ACTIVITY: Where in the data does the word "missing" appear? Find those lines and copy them.

:: MATERIAL TO PROCESS

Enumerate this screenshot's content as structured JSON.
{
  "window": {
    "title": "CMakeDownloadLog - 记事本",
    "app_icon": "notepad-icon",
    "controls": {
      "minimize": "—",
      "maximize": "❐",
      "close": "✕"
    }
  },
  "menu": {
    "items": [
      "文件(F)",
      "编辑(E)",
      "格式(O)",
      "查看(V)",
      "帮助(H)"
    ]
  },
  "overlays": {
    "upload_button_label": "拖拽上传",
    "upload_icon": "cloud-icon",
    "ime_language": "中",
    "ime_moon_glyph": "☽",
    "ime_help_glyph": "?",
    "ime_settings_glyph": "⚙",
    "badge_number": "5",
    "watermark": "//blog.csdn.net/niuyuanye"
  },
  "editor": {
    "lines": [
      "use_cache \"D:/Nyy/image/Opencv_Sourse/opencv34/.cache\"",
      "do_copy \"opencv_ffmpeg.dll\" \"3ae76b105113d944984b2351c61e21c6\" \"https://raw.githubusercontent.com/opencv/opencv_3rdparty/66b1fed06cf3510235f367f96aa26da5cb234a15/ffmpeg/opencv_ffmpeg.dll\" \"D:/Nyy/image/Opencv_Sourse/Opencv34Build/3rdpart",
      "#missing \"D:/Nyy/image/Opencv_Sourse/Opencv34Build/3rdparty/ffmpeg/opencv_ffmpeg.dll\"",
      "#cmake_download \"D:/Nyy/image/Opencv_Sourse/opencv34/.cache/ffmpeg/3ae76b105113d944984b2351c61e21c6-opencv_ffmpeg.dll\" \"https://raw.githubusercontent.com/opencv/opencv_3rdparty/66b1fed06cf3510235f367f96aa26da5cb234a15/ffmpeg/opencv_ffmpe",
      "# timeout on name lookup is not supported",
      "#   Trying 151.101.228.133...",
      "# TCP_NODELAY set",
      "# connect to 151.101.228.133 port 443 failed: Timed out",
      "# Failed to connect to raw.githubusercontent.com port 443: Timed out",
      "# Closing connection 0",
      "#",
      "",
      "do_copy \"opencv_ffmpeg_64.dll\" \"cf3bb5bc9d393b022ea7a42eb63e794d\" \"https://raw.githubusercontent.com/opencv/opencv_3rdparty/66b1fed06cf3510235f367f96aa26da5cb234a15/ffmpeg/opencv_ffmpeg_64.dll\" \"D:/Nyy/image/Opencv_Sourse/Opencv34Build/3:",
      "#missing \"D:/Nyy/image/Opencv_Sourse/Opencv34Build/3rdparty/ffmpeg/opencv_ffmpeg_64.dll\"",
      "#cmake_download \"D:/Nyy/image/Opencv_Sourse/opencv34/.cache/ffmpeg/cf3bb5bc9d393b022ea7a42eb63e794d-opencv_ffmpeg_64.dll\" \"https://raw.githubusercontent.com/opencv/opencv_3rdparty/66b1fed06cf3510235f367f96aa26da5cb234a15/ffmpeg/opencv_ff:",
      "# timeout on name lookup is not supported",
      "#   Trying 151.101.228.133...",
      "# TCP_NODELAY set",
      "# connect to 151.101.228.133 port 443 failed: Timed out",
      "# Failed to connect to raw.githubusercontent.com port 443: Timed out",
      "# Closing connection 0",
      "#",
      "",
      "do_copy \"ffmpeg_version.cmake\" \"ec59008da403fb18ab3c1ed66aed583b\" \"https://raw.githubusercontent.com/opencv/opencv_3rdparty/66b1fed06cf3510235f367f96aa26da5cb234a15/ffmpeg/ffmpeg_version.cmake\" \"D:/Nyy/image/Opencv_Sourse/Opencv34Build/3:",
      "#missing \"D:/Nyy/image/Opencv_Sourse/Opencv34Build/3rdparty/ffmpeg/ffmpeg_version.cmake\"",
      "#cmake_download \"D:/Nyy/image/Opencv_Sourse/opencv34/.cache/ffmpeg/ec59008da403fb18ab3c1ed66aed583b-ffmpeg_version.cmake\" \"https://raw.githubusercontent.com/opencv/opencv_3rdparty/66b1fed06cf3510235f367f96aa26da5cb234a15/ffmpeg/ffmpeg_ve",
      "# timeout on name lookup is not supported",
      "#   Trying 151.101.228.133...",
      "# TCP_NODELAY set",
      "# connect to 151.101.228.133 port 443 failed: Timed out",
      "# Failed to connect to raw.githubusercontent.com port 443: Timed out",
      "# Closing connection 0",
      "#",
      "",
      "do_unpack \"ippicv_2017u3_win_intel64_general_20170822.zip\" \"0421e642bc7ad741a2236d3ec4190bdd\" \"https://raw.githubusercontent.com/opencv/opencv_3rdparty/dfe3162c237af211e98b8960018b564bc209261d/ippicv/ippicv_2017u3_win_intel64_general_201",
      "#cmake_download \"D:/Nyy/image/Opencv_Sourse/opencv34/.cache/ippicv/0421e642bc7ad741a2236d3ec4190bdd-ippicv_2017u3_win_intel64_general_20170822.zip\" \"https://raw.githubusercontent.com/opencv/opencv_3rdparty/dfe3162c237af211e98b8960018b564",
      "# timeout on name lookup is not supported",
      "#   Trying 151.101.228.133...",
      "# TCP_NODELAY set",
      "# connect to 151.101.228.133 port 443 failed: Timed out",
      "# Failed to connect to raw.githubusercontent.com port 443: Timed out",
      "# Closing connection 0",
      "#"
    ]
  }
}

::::

SOLUTION TO THE EXERCISE:
      "#missing \"D:/Nyy/image/Opencv_Sourse/Opencv34Build/3rdparty/ffmpeg/opencv_ffmpeg.dll\"",
      "#missing \"D:/Nyy/image/Opencv_Sourse/Opencv34Build/3rdparty/ffmpeg/opencv_ffmpeg_64.dll\"",
      "#missing \"D:/Nyy/image/Opencv_Sourse/Opencv34Build/3rdparty/ffmpeg/ffmpeg_version.cmake\"",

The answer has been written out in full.